Tuesday, September 13, 2011

REVIEW: The Women of the Cousins War by Philippa Gregory, David Baldwin, and Michael Jones

 In The Women of the Cousins War: The Duchess, The Queen, and the King's Mother, Philippa Gregory and historians David Baldwin and Michael Jones endeavor to give readers some insight into the leading ladies in the War of the Roses (aka The Cousins War). 

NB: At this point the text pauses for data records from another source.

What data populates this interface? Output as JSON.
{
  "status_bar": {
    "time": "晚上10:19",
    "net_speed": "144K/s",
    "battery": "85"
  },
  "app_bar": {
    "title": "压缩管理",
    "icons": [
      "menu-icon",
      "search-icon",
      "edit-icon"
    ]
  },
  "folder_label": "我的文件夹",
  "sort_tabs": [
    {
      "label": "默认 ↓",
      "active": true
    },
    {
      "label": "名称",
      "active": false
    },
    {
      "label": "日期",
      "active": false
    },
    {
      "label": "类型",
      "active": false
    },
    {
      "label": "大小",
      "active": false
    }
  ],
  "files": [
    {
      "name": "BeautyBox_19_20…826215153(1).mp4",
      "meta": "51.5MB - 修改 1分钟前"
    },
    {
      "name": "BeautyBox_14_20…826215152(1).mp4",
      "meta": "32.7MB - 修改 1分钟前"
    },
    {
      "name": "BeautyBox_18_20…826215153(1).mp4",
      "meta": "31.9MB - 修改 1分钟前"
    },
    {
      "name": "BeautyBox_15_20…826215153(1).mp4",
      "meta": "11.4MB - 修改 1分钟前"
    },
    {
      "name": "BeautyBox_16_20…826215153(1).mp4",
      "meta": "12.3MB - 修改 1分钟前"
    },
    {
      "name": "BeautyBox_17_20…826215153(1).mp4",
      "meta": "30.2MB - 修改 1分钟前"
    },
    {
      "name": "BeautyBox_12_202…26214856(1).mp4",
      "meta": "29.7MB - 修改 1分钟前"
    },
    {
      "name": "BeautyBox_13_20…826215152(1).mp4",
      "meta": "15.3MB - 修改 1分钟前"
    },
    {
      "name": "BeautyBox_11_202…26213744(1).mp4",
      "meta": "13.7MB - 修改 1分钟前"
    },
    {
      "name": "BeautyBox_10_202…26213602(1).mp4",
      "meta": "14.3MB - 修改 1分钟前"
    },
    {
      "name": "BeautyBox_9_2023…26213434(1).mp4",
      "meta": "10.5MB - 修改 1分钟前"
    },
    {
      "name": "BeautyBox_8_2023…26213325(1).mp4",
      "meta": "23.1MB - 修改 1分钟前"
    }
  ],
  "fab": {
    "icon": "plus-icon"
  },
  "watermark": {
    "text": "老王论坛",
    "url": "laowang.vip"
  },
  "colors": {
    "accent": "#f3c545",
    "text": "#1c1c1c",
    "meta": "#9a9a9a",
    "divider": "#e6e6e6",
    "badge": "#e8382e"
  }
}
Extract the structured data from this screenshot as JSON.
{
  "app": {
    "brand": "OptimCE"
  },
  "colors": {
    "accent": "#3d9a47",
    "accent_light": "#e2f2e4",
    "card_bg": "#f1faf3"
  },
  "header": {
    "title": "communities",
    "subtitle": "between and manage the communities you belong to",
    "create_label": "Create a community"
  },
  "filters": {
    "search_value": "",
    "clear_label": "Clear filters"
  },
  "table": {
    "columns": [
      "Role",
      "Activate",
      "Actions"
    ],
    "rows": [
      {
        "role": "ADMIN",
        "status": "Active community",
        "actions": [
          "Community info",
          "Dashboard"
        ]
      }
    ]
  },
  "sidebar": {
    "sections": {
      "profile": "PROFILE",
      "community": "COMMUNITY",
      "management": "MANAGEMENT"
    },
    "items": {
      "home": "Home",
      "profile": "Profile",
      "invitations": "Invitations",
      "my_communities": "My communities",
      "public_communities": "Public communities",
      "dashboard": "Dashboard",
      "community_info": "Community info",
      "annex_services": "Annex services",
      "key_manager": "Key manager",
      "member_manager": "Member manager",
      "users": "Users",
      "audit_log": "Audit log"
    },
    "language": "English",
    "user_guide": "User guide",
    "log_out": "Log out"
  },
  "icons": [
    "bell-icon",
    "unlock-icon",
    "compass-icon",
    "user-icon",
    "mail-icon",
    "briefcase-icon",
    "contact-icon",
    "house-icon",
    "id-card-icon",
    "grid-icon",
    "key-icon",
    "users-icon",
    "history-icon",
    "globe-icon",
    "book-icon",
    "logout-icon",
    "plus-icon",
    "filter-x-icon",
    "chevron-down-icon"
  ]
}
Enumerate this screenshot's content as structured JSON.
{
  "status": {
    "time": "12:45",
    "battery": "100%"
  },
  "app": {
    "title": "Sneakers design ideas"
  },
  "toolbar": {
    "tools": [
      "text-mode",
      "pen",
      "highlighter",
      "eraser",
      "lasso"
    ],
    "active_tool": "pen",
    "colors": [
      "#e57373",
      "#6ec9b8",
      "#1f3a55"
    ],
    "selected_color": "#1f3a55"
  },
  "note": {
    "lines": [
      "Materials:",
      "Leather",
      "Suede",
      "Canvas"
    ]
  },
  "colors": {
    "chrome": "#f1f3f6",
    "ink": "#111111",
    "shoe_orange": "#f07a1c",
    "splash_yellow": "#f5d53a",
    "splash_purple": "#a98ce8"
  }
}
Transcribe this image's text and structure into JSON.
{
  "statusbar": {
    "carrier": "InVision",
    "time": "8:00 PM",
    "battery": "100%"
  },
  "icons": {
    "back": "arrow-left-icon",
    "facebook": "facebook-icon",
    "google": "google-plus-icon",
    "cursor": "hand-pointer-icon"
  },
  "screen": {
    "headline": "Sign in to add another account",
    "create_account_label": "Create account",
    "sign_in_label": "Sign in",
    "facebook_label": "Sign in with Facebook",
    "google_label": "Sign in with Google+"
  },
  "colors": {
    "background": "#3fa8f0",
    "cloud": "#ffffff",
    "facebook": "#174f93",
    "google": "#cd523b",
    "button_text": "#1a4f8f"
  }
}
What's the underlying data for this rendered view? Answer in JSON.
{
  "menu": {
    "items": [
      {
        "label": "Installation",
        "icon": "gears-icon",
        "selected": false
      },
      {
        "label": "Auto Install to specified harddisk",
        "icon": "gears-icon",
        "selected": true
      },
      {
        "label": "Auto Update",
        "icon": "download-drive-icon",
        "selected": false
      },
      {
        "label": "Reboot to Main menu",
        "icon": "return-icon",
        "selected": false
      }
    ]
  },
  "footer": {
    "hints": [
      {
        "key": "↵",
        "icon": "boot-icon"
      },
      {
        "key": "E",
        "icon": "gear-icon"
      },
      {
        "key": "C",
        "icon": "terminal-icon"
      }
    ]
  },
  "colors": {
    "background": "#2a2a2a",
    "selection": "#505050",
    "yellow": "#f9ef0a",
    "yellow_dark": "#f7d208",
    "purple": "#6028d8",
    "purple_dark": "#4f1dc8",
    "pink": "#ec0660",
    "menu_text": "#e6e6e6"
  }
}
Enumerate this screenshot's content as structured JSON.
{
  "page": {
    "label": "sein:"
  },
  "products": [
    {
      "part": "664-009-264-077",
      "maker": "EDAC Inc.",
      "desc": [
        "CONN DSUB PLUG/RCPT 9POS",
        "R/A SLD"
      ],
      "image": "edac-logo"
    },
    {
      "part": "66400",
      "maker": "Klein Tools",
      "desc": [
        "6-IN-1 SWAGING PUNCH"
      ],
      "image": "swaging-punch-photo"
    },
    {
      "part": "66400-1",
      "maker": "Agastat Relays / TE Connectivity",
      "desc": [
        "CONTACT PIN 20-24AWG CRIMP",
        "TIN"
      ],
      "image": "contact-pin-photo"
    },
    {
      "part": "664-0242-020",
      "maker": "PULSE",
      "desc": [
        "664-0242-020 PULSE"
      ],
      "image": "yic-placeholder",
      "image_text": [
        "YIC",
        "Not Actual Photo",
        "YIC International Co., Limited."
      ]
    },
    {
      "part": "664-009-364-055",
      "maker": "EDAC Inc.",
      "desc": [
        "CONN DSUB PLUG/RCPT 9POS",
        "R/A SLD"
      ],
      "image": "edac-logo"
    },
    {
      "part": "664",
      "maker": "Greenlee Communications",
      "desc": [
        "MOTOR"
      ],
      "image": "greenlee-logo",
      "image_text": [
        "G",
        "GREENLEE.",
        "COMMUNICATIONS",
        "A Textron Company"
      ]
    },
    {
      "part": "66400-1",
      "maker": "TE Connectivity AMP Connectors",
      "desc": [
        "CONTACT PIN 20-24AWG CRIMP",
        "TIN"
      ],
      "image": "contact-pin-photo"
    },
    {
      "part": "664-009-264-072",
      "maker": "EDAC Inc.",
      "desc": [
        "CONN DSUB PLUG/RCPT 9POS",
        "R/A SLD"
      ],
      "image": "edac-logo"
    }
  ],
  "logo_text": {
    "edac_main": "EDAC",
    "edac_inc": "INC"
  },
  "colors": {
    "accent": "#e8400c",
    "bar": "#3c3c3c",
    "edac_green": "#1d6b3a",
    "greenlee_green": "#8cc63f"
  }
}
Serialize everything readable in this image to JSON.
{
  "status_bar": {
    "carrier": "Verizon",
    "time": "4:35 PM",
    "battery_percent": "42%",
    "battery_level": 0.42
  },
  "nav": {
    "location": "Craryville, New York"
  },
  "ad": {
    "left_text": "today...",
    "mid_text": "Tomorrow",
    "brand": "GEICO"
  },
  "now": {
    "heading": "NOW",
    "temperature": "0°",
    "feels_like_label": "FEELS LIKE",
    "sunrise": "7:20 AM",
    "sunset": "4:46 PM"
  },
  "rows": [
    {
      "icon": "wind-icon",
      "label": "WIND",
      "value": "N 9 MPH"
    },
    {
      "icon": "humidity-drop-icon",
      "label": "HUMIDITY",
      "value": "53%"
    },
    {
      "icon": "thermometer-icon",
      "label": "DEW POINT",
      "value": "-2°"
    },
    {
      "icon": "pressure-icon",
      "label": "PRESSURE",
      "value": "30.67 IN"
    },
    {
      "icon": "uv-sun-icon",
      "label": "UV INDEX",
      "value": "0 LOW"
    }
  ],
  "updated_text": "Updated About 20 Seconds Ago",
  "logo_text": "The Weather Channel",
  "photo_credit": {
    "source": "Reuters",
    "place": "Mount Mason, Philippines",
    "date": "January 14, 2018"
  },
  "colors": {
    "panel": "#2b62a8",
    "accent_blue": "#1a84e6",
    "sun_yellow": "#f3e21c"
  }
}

The book opens with a 47 page introduction addressing why women are often in the background or not represented at all in historical records.  The answer to this is quite simple: medieval England was a man's world baby! The ladies of those noble households were supposed to be behind the scenes with bun after successive bun in the oven supervising the kitchen staff as they baketh the noble lord his brownies.  Okay, so this may be a slight exaggeration.  As this book shows, women were present at important events in this time period (and throughout history).  Its just the focus was on men and the histories were written by men so it kind of makes sense that women were not given their due.  She also goes on to explain what history is, what fiction is, and the difference and similarities between the approaches in writing straight history and historical fiction.

Finally we move on to the subjects of the book and kicking off these short histories is Gregory herself tackling the Duchess-Jacquetta of Luxembourg, mother of Elizabeth Woodville.  Gregory is careful to note that not a lot is written in the history books about Jacquetta and therefore a lot of what she covers in this section is what may have happened and when Jacquetta was very likely present for certain historical events.  In this somewhat slowly paced section, we are taken through both of Jacquetta's marriages and the birth of her 16 children, 12 of which survived to adulthood.  This section read more as a history of the happenings at the time with mentions of when Jacquetta may have been present or what her role might have been instead of the focus being solely on Jacquetta herself.

Next up was David Baldwin with his essay on Elizabeth Woodville, Queen to Edward IV.  I have always been fascinated with this widowed mother of two boys who had a tremendous change in fortunes and became queen of England.  In many accounts this lady gets a bad rap as a vain and greedy social climber whose main objective is to place her numerous family members in influential positions.  While she did elevate many of her relations, Baldwin shows Elizabeth Woodville as both beautiful and educated-a woman who valued her books! I really enjoyed this section as it made me look at her in a different and more positive light.

Last up was Michael Jones with his history of Margaret Beaufort, mother of King Henry VII.  Of these ladies Margaret is the one I knew the least about so this would have to be the most informative section for me.  This lady did not have an easy time of things.  Jones discusses Margaret's family history including the actions of her father which cast a shadow over the family, her marriages, the political upheaval she endured, and finally her years of patience in regards to her ambitions for her son paying off when he ascends the throne. 

Overall, I enjoyed the brief histories of these women provided here.  This is Gregory's first whack at non-fiction and I have to say it was a smart move to call in other historians to give their perspectives.  I thought all sections were balanced and well written, although I thought the nearly 50 page introduction was overkill and a bit tedious at times.  I think this is a great starting point for anyone wanting to read historical fiction about the war of the roses and is curious to know the real history involved.  This is also a great book to have when reading Gregory's Cousins War books starting with The White Queen (about Elizabeth Woodville), The Red Queen (about Margaret Beaufort), and The Lady of the Rivers (about Jacquetta of Luxembourg).  I read The White Queen when it came out, just finished reading The Red Queen, and am starting The Lady of the Rivers.  I wish this book had come out first so I could have used it for reference when reading all three, especially because it includes family trees for all.  I have read several books about the war of the roses and I still get the family histories confused!  I definitely recommend this as a good starting point for anyone wanting to read about the women of this period.  I plan to dig up more to read on all three of these fascinating ladies.

 I received this book from Simon & Schuster via Galley Grab.  These are my honest thoughts on the book.